Yun Cafe represents one of only two self-identified Burmese restaurants in New York City (the other being Rangoon in Crown Heights). Much of the halal-friendly menu includes elements like fermented tea leaves, shredded papaya, green chiles, and crispy fried beans with sourness, bitterness, umami funk, and sweetness seamlessly balanced in every bite. You’ll notice this harmony especially in dishes like the laphet thoke, a cold salad with fermented tea leaves mixed together in a citrusy fish sauce with thin strands of cabbage and refreshing hunks of red and green tomatoes. The laphet thoke is then topped with a blanket of puffed soy nuts, crunchy peanuts, and sesame seeds.
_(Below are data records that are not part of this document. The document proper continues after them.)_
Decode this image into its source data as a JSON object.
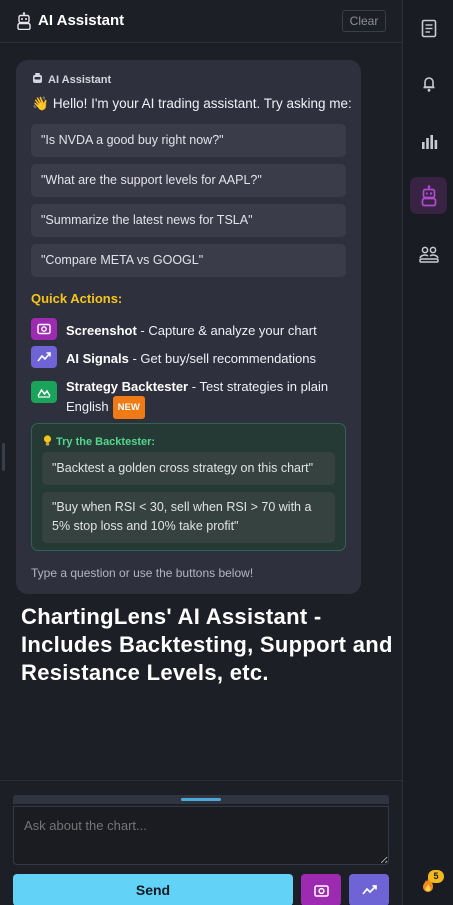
{
  "header": {
    "title": "AI Assistant",
    "clear_label": "Clear"
  },
  "message": {
    "sender": "AI Assistant",
    "greeting": "Hello! I'm your AI trading assistant. Try asking me:",
    "suggestions": [
      "\"Is NVDA a good buy right now?\"",
      "\"What are the support levels for AAPL?\"",
      "\"Summarize the latest news for TSLA\"",
      "\"Compare META vs GOOGL\""
    ],
    "quick_actions_title": "Quick Actions:",
    "quick_actions": [
      {
        "name": "Screenshot",
        "desc": " - Capture & analyze your chart",
        "icon": "camera-icon",
        "color": "#9d2bb2"
      },
      {
        "name": "AI Signals",
        "desc": " - Get buy/sell recommendations",
        "icon": "trend-icon",
        "color": "#6f64d6"
      },
      {
        "name": "Strategy Backtester",
        "desc": " - Test strategies in plain English",
        "icon": "mountain-chart-icon",
        "color": "#1aa35a",
        "badge": "NEW"
      }
    ],
    "backtester": {
      "title": "Try the Backtester:",
      "suggestions": [
        "\"Backtest a golden cross strategy on this chart\"",
        "\"Buy when RSI < 30, sell when RSI > 70 with a 5% stop loss and 10% take profit\""
      ]
    },
    "hint": "Type a question or use the buttons below!"
  },
  "caption": "ChartingLens' AI Assistant - Includes Backtesting, Support and Resistance Levels, etc.",
  "input": {
    "placeholder": "Ask about the chart...",
    "send_label": "Send"
  },
  "rail": {
    "icons": [
      "notes-icon",
      "bell-icon",
      "bar-chart-icon",
      "robot-icon",
      "people-icon"
    ],
    "active": "robot-icon",
    "notification_count": "5"
  },
  "colors": {
    "accent": "#62d2f7",
    "warning": "#f5c518",
    "success": "#53d68f",
    "badge": "#f07b16"
  }
}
For about $10, you’ll get an invitation to witness every texture coexist in this singular tea leaf salad, like it’s some kind of reunion concert for vegetal goods.
The takeout dishes become even more impressive when you consider the small, subterranean prep area they’re produced in. One person whizzes around behind the counter, heating up soup in the microwave, grabbing fresh vegetables out of a glass refrigerator case, and topping each dish with dried shrimp, lime juice, crunchy soy nuts, peanuts, and sesame seeds. Just a single door and a few shelves with assorted fried beans, fish paste, and pineapple jam biscuits separate this space from headphoned-subway riders. Even still, Yun Cafe somehow feels like it exists in its own universe, far away from MTA conductors reminding you to stand clear of the closing doors, please.
While there are a couple of folding chairs inside Yun Cafe’s stall (and in the subway station hallway), we’d recommend ordering your food to go and heading upstairs to the pedestrian plaza on 74th Street where you’ll find some bright blue seats and tables out in the open.
After you eat the crispy chicken curry noodle or funky fermented tea leaf salad, you’ll probably find yourself hoping that every subway had a connected space as wonderful as Yun Cafe. When the disappointment becomes too much to bear, you know where to go.
A Note About Spice Levels
You can choose your spice level for each dish, and we’d encourage you to try at least medium. Along with umami and sourness, spice is another essential flavor in Yun Cafe’s food. Even with the heat from added green chiles, the dishes feel light, citric-leaning, and refreshing.
Kaut Swe Thoke
This excellent cold salad comes with thick boiled noodles in a yellow curry sauce with chicken, shredded cabbage, and hardboiled eggs. The dish is topped with red onions, cucumbers, and a bean tempura brittle that adds crackle to the soft chewy noodles. We’d recommend adding on potatoes and/or tofu for no extra charge to add even more texture contrast and starch.
Dark green tea leaves with a deep fermented flavor are lightened by crunchy cabbage and juicy raw green and red tomatoes. This is refreshing to eat, even in 28-degree weather outside on a pedestrian plaza. We love all of the subtly distinct crunches from sesame seeds, and puffed-up soy nuts and peanuts.
The national dish of Myanmar - a fiery-orange, fish-based soup with thin rice noodles. Yun Cafe’s version comes with stewed banana stems, which taste crispy and fibrous like a celery relative. Between that, a generous amount of chile powder, herbaceous cilantro, crispy bean tempura (also seen in the kaut swe thoke), and the acidic punch of lime and lemongrass, you could easily order nothing but this soup and be satisfied.